Label: Sacred Bones
Very funny, guys, calling your fourth album Tomorrow's Hits, when there's nothing remotely commercial — or forward-looking — about such a sweltering orgy of noise. More to the point, the title evokes Phil Spector's slogan "Tomorrow's Sound Today," and this rowdy Brooklyn quintet has indeed crafted its own perverse, and curiously enticing, version of the crackpot producer's trademark Wall of Sound. While appealing melodies and inventive lyrics figure in the mix, the real payoff here lies in the masterful way the band blends brutality and finesse, and leaves you primed for more.
Change is the constant. On 2011's Leave Home (shades of the Ramones?), they were brawny and harsh; by 2013's Catskills-birthed New Moon (shades of Elliott Smith?), they'd developed a country-fried crunch, suggesting a hard-boiled update of the Band. The ensuing Campfire Songs was more than a gap-filler, proving they hadn't gotten soft in acoustic performances as bracingly scruffy as the scuzziest punk rock. But Tomorrow's Hits finds the Men recording in the city again, compressing all their phases into an eight-song, 37-minute outburst guaranteed to waste the hardiest listener, in the best possible way.
It takes a toll on the band, too: Singer-guitarists Nick Chiericozzi and Mark Perro have the exhausted rasps you get from pulling an all-nighter, and not getting the chance to recharge. Their strangled urgency adds blunt force to the sporadically comprehensible lyrics, which often sink into the dense murk of bandmate Ben Greenberg's pummeling production: The toe-tapping jangle-fest "Dark Waltz" (not a waltz, actually) features a badass drummer who "sold weed" and "carried a gun," in addition to being "a real mean son of a bitch," before giving way to a brilliant, pinballing guitar solo. "Another Night" underscores the band's inclusive elasticity, deploying soul-inclined sax and trumpet for a thumping rave-up, wherein a desperate lover gasps, "It's so long since we got it right / We gotta just keep on trying." Then the song gets progressively more frantic, to thrilling effect.
The crazier, the better! Though there aren't any clunkers, Tomorrow's Hits peaks when it achieves maximum speed and strives for the ecstatic repetition of eye-rolling, body-transcending gospel music, namely the blurry "Different Days," a rural variant on early Velvet Underground, and the furious six-minute boogie "Pearly Gates," alluding to desperate, even violent behavior.

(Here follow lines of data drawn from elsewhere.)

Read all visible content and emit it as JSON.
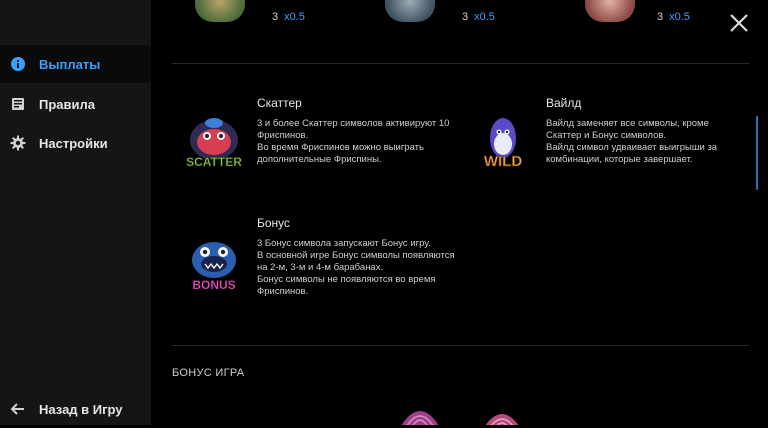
{
  "sidebar": {
    "items": [
      {
        "label": "Выплаты",
        "icon": "info-icon",
        "active": true
      },
      {
        "label": "Правила",
        "icon": "book-icon",
        "active": false
      },
      {
        "label": "Настройки",
        "icon": "gear-icon",
        "active": false
      }
    ],
    "back": {
      "label": "Назад в Игру",
      "icon": "arrow-left-icon"
    }
  },
  "colors": {
    "accent": "#3aa0ff",
    "sidebar_bg": "#151515",
    "main_bg": "#000000"
  },
  "paytable_top": [
    {
      "count": "3",
      "mult": "x0.5"
    },
    {
      "count": "3",
      "mult": "x0.5"
    },
    {
      "count": "3",
      "mult": "x0.5"
    }
  ],
  "symbols": {
    "scatter": {
      "title": "Скаттер",
      "badge": "SCATTER",
      "desc": "3 и более Скаттер символов активируют 10 Фриспинов.\nВо время Фриспинов можно выиграть дополнительные Фриспины."
    },
    "wild": {
      "title": "Вайлд",
      "badge": "WILD",
      "desc": "Вайлд заменяет все символы, кроме Скаттер и Бонус символов.\nВайлд символ удваивает выигрыши за комбинации, которые завершает."
    },
    "bonus": {
      "title": "Бонус",
      "badge": "BONUS",
      "desc": "3 Бонус символа запускают Бонус игру.\nВ основной игре Бонус символы появляются на 2-м, 3-м и 4-м барабанах.\nБонус символы не появляются во время Фриспинов."
    }
  },
  "bonus_section": {
    "title": "БОНУС ИГРА"
  }
}
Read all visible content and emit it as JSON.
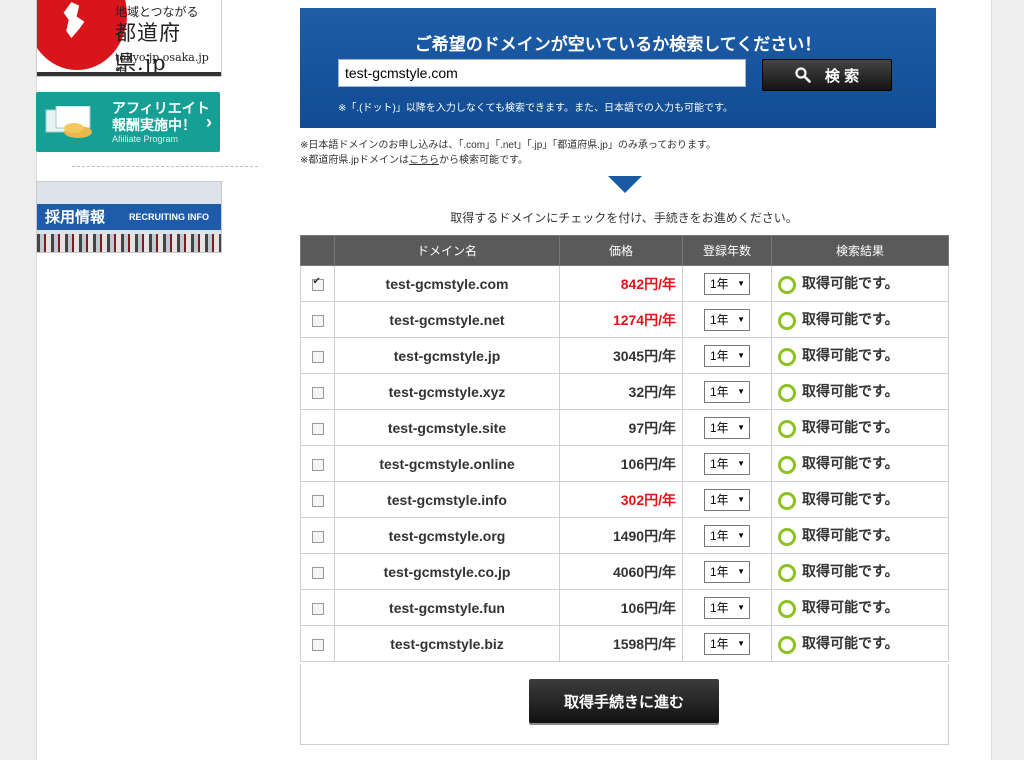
{
  "sidebar": {
    "pref_banner": {
      "line1": "地域とつながる",
      "line2": "都道府県.jp",
      "line3": "tokyo.jp osaka.jp 等"
    },
    "affiliate_banner": {
      "line1": "アフィリエイト",
      "line2": "報酬実施中！",
      "line3": "Afiiliate Program",
      "arrow": "›"
    },
    "recruit_banner": {
      "title": "採用情報",
      "subtitle": "RECRUITING INFO"
    }
  },
  "search": {
    "title": "ご希望のドメインが空いているか検索してください！",
    "input_value": "test-gcmstyle.com",
    "button_label": "検 索",
    "note": "※「.(ドット)」以降を入力しなくても検索できます。また、日本語での入力も可能です。"
  },
  "notes": {
    "line1": "※日本語ドメインのお申し込みは、「.com」「.net」「.jp」「都道府県.jp」のみ承っております。",
    "line2_pre": "※都道府県.jpドメインは",
    "line2_link": "こちら",
    "line2_post": "から検索可能です。"
  },
  "instruction": "取得するドメインにチェックを付け、手続きをお進めください。",
  "table": {
    "headers": {
      "check": "",
      "name": "ドメイン名",
      "price": "価格",
      "years": "登録年数",
      "result": "検索結果"
    },
    "rows": [
      {
        "checked": true,
        "name": "test-gcmstyle.com",
        "price": "842円/年",
        "price_red": true,
        "years": "1年",
        "result": "取得可能です。"
      },
      {
        "checked": false,
        "name": "test-gcmstyle.net",
        "price": "1274円/年",
        "price_red": true,
        "years": "1年",
        "result": "取得可能です。"
      },
      {
        "checked": false,
        "name": "test-gcmstyle.jp",
        "price": "3045円/年",
        "price_red": false,
        "years": "1年",
        "result": "取得可能です。"
      },
      {
        "checked": false,
        "name": "test-gcmstyle.xyz",
        "price": "32円/年",
        "price_red": false,
        "years": "1年",
        "result": "取得可能です。"
      },
      {
        "checked": false,
        "name": "test-gcmstyle.site",
        "price": "97円/年",
        "price_red": false,
        "years": "1年",
        "result": "取得可能です。"
      },
      {
        "checked": false,
        "name": "test-gcmstyle.online",
        "price": "106円/年",
        "price_red": false,
        "years": "1年",
        "result": "取得可能です。"
      },
      {
        "checked": false,
        "name": "test-gcmstyle.info",
        "price": "302円/年",
        "price_red": true,
        "years": "1年",
        "result": "取得可能です。"
      },
      {
        "checked": false,
        "name": "test-gcmstyle.org",
        "price": "1490円/年",
        "price_red": false,
        "years": "1年",
        "result": "取得可能です。"
      },
      {
        "checked": false,
        "name": "test-gcmstyle.co.jp",
        "price": "4060円/年",
        "price_red": false,
        "years": "1年",
        "result": "取得可能です。"
      },
      {
        "checked": false,
        "name": "test-gcmstyle.fun",
        "price": "106円/年",
        "price_red": false,
        "years": "1年",
        "result": "取得可能です。"
      },
      {
        "checked": false,
        "name": "test-gcmstyle.biz",
        "price": "1598円/年",
        "price_red": false,
        "years": "1年",
        "result": "取得可能です。"
      }
    ]
  },
  "proceed_button": "取得手続きに進む",
  "icons": {
    "search": "search-icon",
    "select_arrow": "▼",
    "available": "circle-icon"
  },
  "colors": {
    "header_blue": "#1f5da8",
    "price_red": "#e0141a",
    "available_green": "#8dc21f",
    "table_header": "#5a5a5a"
  }
}
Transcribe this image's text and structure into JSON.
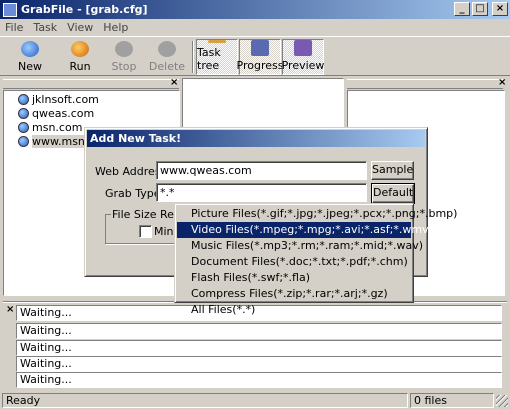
{
  "window": {
    "title": "GrabFile - [grab.cfg]",
    "buttons": [
      "_",
      "□",
      "×"
    ]
  },
  "menu": [
    "File",
    "Task",
    "View",
    "Help"
  ],
  "toolbar": {
    "new": "New",
    "run": "Run",
    "stop": "Stop",
    "delete": "Delete",
    "task_tree": "Task tree",
    "progress": "Progress",
    "preview": "Preview"
  },
  "tree": {
    "items": [
      "jklnsoft.com",
      "qweas.com",
      "msn.com",
      "www.msn..."
    ]
  },
  "dialog": {
    "title": "Add New Task!",
    "web_address_label": "Web Address:",
    "web_address_value": "www.qweas.com",
    "sample_button": "Sample",
    "grab_type_label": "Grab Type:",
    "grab_type_value": "*.*",
    "default_button": "Default",
    "file_size_group": "File Size Restric",
    "min_label": "Min"
  },
  "grab_type_menu": [
    "Picture Files(*.gif;*.jpg;*.jpeg;*.pcx;*.png;*.bmp)",
    "Video Files(*.mpeg;*.mpg;*.avi;*.asf;*.wmv)",
    "Music Files(*.mp3;*.rm;*.ram;*.mid;*.wav)",
    "Document Files(*.doc;*.txt;*.pdf;*.chm)",
    "Flash Files(*.swf;*.fla)",
    "Compress Files(*.zip;*.rar;*.arj;*.gz)",
    "All Files(*.*)"
  ],
  "grab_type_menu_highlighted": 1,
  "status_list": [
    "Waiting...",
    "Waiting...",
    "Waiting...",
    "Waiting...",
    "Waiting..."
  ],
  "statusbar": {
    "status": "Ready",
    "files": "0 files"
  },
  "colors": {
    "titlebar": "#0a246a",
    "highlight": "#0a246a",
    "face": "#d4d0c8"
  }
}
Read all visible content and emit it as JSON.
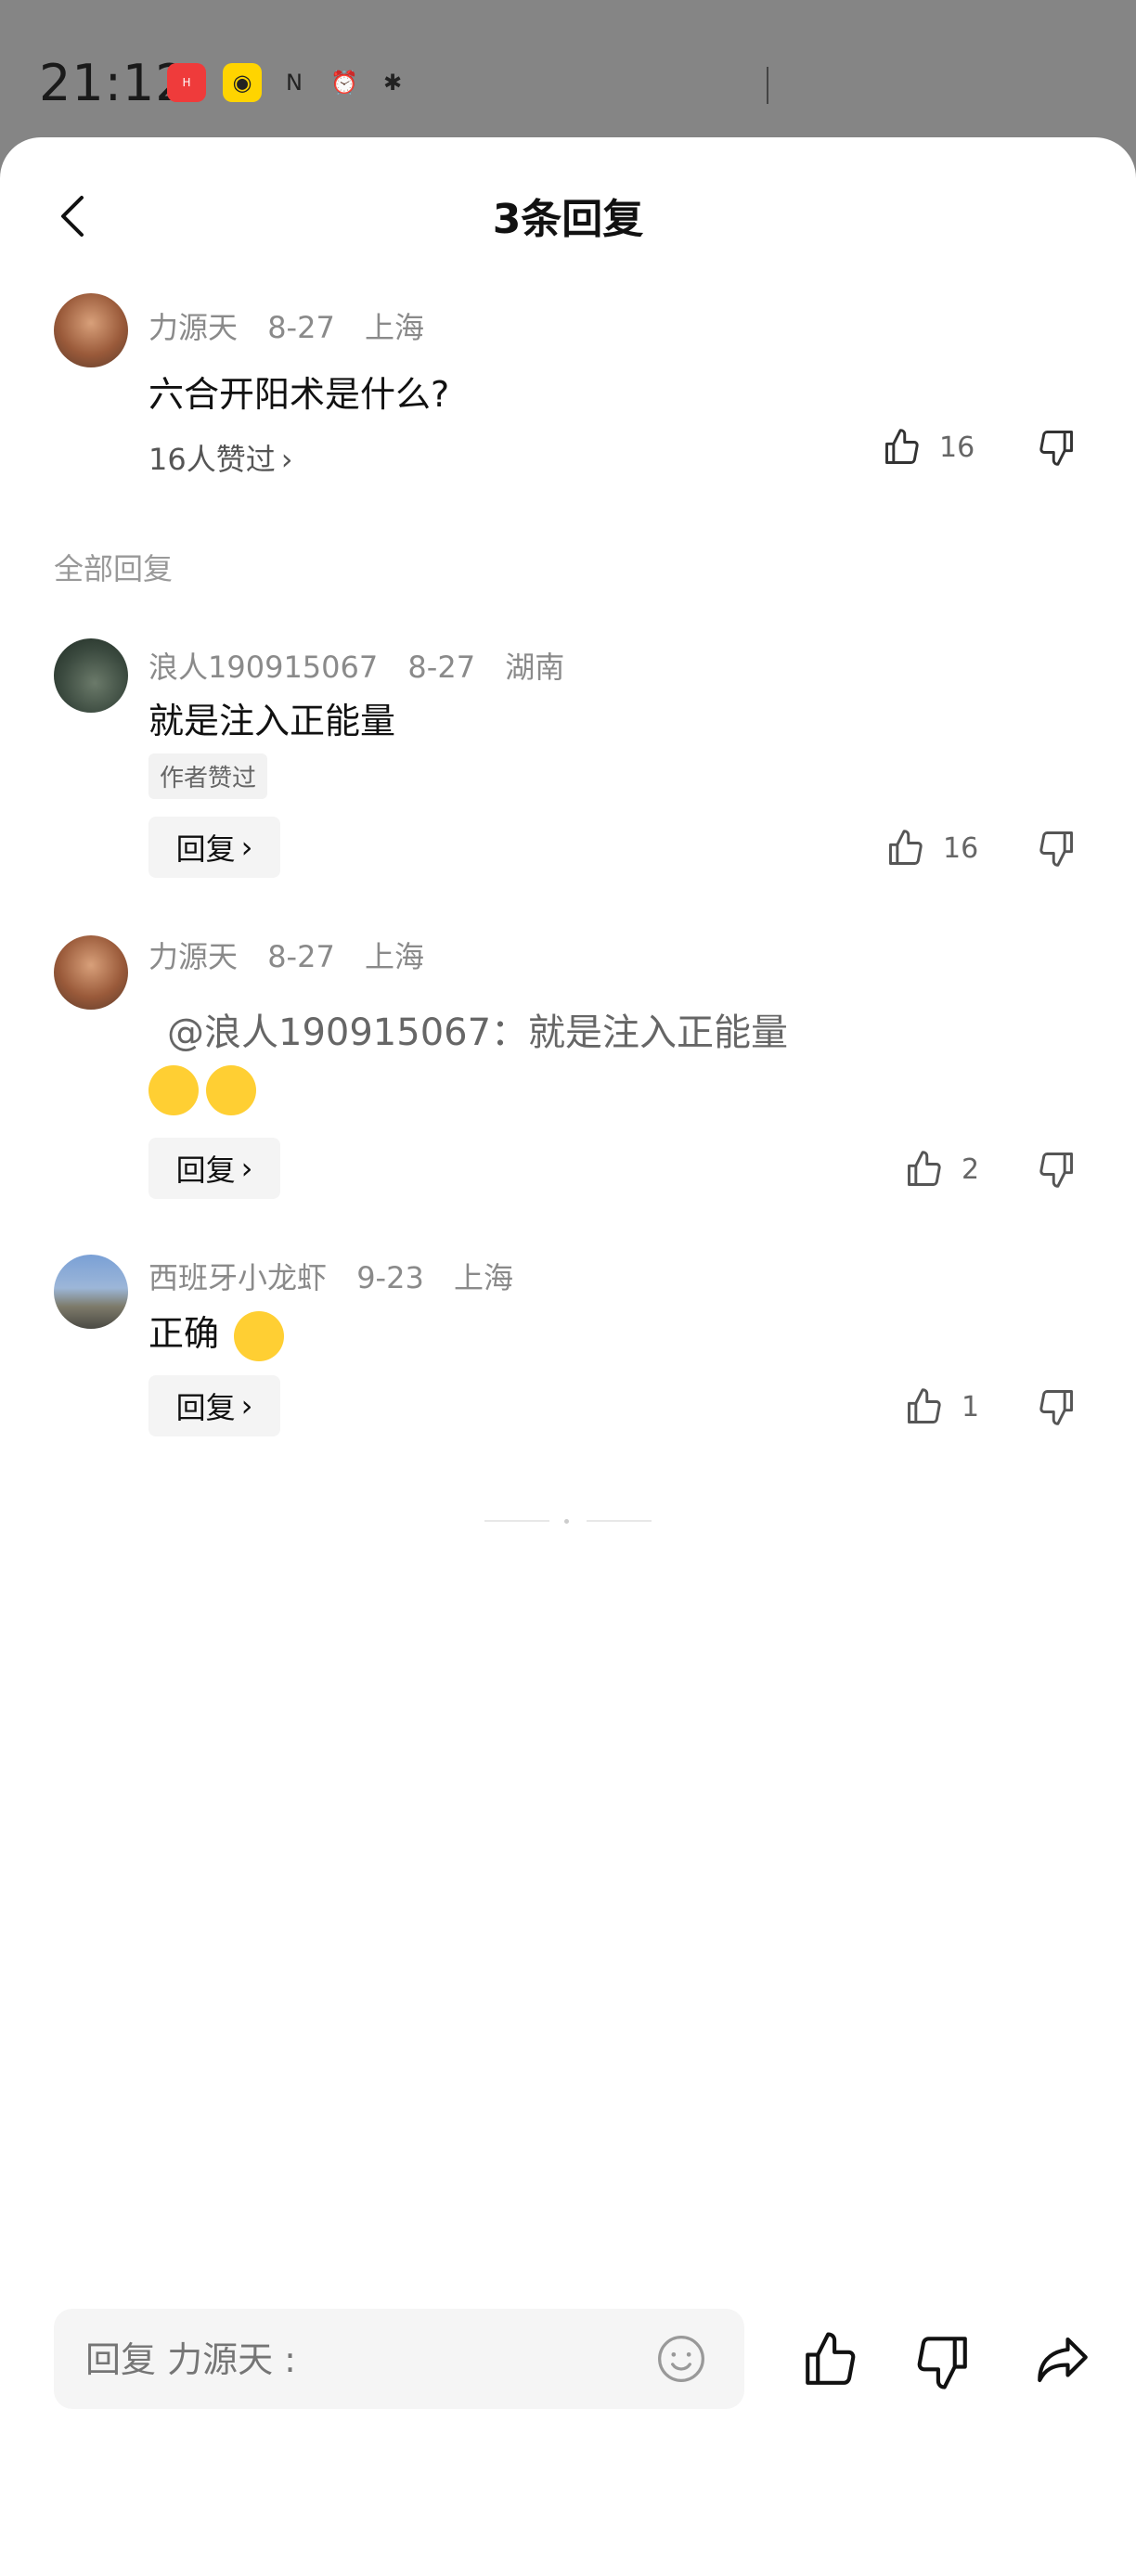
{
  "status_bar": {
    "time": "21:12",
    "icons": [
      "huawei-icon",
      "weibo-icon",
      "nfc-icon",
      "alarm-icon",
      "bluetooth-icon"
    ]
  },
  "header": {
    "title": "3条回复"
  },
  "original_comment": {
    "author": "力源天",
    "date": "8-27",
    "location": "上海",
    "text": "六合开阳术是什么?",
    "liked_by": "16人赞过",
    "likes": "16"
  },
  "section_label": "全部回复",
  "replies": [
    {
      "author": "浪人190915067",
      "date": "8-27",
      "location": "湖南",
      "text": "就是注入正能量",
      "tag": "作者赞过",
      "reply_label": "回复",
      "likes": "16"
    },
    {
      "author": "力源天",
      "date": "8-27",
      "location": "上海",
      "text": "@浪人190915067：就是注入正能量",
      "reply_label": "回复",
      "likes": "2"
    },
    {
      "author": "西班牙小龙虾",
      "date": "9-23",
      "location": "上海",
      "text": "正确",
      "reply_label": "回复",
      "likes": "1"
    }
  ],
  "footer": {
    "input_placeholder": "回复 力源天 :"
  },
  "colors": {
    "sheet": "#ffffff",
    "overlay": "#858585",
    "text": "#111111",
    "muted": "#8a8a8a"
  }
}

Yet there's also lovely folk-rock ("Get What You Give") and a charming down-home shuffle ("Sleepless") that could be a New Moon outtake. Given the stylistic zig-zagging, the Men can't claim a master plan, apart from keeping themselves entertained, which should suffice. For them, and for us.